Should Cities Limit Their Nightlife?
Parts of cities in the UK operate under ‘Controlled Drinking’ hours, with zones where you can’t walk about with bottles. A recent trip to Cardiff revealed two cities; one with rolling parkland, a beautiful castle, winding lanes and hip cafes, the other a booze-sodden avenue of bad cocktail bars and clubs pumping out competing sounds that becomes a no-go zone at night.
The same pattern unfolds from Brighton to Leamington. In the most unlikely spot for this phenomenon to occur, I was kept awake all night in leafy, elegant Harrogate while parties went through to dawn. The plan councils use now is to try and contain these areas. Of course, they shouldn’t have issued so many booze licenses, thus creating the problem in the first place.
Now Hackney Council has unanimously voted to ban all new venues from opening past 11pm on weekdays and midnight on weekends. In the Guardian, feature writer Sam Wolfson complains that the nightclub limits will harm creativity, as if being off your face on drugs in a thumpy basement at 4:00am will enhance your ability to think laterally. He also argues, somewhat thinly, that clubs are important because they’re the engine of the following week’s gossip.

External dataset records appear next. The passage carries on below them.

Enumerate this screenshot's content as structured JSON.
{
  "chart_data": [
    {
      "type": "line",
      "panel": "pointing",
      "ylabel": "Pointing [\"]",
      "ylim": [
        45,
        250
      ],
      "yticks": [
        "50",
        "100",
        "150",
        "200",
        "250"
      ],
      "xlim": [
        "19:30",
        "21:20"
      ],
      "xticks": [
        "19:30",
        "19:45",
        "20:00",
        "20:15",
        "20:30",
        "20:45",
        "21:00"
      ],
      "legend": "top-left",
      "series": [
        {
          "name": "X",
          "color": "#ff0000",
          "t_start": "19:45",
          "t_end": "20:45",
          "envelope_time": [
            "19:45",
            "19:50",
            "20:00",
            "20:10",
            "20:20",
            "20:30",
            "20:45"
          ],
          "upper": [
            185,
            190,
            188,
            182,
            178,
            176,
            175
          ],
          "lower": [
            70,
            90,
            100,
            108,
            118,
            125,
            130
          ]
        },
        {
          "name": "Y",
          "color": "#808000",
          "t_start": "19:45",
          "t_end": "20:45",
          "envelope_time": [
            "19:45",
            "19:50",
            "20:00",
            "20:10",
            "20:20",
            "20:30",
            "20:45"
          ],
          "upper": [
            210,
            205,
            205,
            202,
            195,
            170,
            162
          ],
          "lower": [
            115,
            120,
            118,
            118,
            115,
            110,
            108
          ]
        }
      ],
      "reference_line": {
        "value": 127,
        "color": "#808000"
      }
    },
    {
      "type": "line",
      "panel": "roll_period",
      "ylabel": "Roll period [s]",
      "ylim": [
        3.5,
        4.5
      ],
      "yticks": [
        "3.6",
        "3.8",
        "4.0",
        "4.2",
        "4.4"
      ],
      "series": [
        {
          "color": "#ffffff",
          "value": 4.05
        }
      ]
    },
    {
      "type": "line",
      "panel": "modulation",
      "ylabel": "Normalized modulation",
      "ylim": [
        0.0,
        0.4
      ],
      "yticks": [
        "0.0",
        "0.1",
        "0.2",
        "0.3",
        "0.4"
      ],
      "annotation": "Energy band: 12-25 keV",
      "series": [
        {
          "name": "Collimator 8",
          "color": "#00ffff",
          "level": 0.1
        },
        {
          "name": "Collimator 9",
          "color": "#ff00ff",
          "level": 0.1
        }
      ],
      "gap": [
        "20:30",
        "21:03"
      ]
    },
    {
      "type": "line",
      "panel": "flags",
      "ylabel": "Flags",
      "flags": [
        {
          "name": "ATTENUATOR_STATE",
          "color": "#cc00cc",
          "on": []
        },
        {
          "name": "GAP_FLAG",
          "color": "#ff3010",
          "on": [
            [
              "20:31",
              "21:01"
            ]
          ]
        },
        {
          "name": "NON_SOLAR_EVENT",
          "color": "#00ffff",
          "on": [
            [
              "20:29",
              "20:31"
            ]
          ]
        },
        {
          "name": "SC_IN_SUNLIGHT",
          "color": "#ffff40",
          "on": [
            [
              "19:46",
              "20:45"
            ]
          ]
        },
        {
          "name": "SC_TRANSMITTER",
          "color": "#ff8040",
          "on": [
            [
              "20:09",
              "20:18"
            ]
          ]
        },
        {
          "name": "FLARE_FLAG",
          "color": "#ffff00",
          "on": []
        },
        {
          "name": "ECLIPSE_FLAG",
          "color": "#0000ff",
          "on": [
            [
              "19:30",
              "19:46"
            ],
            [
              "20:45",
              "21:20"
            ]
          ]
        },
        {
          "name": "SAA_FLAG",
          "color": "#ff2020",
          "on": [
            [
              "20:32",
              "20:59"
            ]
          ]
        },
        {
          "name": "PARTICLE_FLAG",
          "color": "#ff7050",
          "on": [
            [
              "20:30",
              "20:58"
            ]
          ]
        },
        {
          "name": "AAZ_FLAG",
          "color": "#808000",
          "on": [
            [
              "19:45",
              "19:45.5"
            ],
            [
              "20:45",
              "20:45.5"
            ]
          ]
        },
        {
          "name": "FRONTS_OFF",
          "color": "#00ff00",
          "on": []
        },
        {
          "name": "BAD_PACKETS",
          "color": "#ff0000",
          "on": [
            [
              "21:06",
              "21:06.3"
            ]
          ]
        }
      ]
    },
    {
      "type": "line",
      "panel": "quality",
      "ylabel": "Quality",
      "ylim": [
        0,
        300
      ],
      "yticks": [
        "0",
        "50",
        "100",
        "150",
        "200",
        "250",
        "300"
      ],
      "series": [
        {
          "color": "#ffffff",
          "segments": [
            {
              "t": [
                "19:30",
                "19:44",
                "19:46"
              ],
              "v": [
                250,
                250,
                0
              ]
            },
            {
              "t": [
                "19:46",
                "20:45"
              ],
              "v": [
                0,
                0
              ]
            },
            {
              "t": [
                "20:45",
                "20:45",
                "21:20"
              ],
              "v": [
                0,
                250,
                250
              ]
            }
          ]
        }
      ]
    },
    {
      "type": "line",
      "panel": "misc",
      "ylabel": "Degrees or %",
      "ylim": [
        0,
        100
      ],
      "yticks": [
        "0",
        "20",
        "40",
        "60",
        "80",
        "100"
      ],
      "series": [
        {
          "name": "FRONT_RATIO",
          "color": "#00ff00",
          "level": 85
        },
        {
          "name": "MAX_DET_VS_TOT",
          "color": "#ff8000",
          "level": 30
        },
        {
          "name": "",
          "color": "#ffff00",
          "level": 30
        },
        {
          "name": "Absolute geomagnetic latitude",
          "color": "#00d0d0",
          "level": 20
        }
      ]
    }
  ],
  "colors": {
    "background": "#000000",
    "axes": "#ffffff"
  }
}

Clearly there’s a gap between Sam’s world and mine, where the subject of clubbing hasn’t come up since it all got rather naff and old school. However, I’m with him on this one. The idea that Hackney simply shuts its doors to the world at 11:00pm is bizarre. As someone who was out and about in Hackney clubs last weekend, I can say that leaving was not a pleasant experience. But this is due in some respects to our island history, viz;
In the mid-18th century, gin became popular as it was cheaper to buy than beer. This became known as the ‘gin epidemic’. By 1740, six times more gin than beer was being produced, and of the 15,000 drinking establishments in London half were gin-shops. The Gin Act of 1736 imposed a prohibitively high duty on gin, but caused riots. The duty was abolished in 1742.
During the 19th century, licensing laws restricted opening hours of premises. After the outbreak of World War I the Defence of the Realm Act was passed as it was believed that alcohol consumption would interfere with the war effort. In the late 1980s the licensing laws became less restricted and nightclubs were allowed to stay open late. However, most pubs chose not to apply for licences past midnight.
Most English drinkers have grown up with the idea of having to choke down your drink before last orders are called. The continental method of drinking simply did not exist, with the result that UK drinkers, unused to the concept of sobrasada* got blind drunk instead of enjoying themselves at a leisurely pace.
We have not adapted to the European way of leisure, partly because of our shared past, partly because no two venues have the same hours. As someone who spent way too many nights clubbing, and someone who has lived next door to a nightclub, I can see both sides. Hackney has either accidentally or deliberately turned itself into a party town. It’s raucous and out-of-hand. I took some American tourists there and they were terrified. But simply curfewing the town is the wrong solution.
Generally, formally rowdy areas are becoming quieter, because for several years now the club scene has been dying out. Large venues are valuable real estate – oh great, more offices stuffed full of lanyard-wearing drones – but the young are also turning away from drugs and alcohol.
Degree is everything, and if Hackney can get itself rebalanced from lawless cowboy town to a place where people can come and have fun without wrecking the joint and each other, so much the better. But the present solution helps no-one.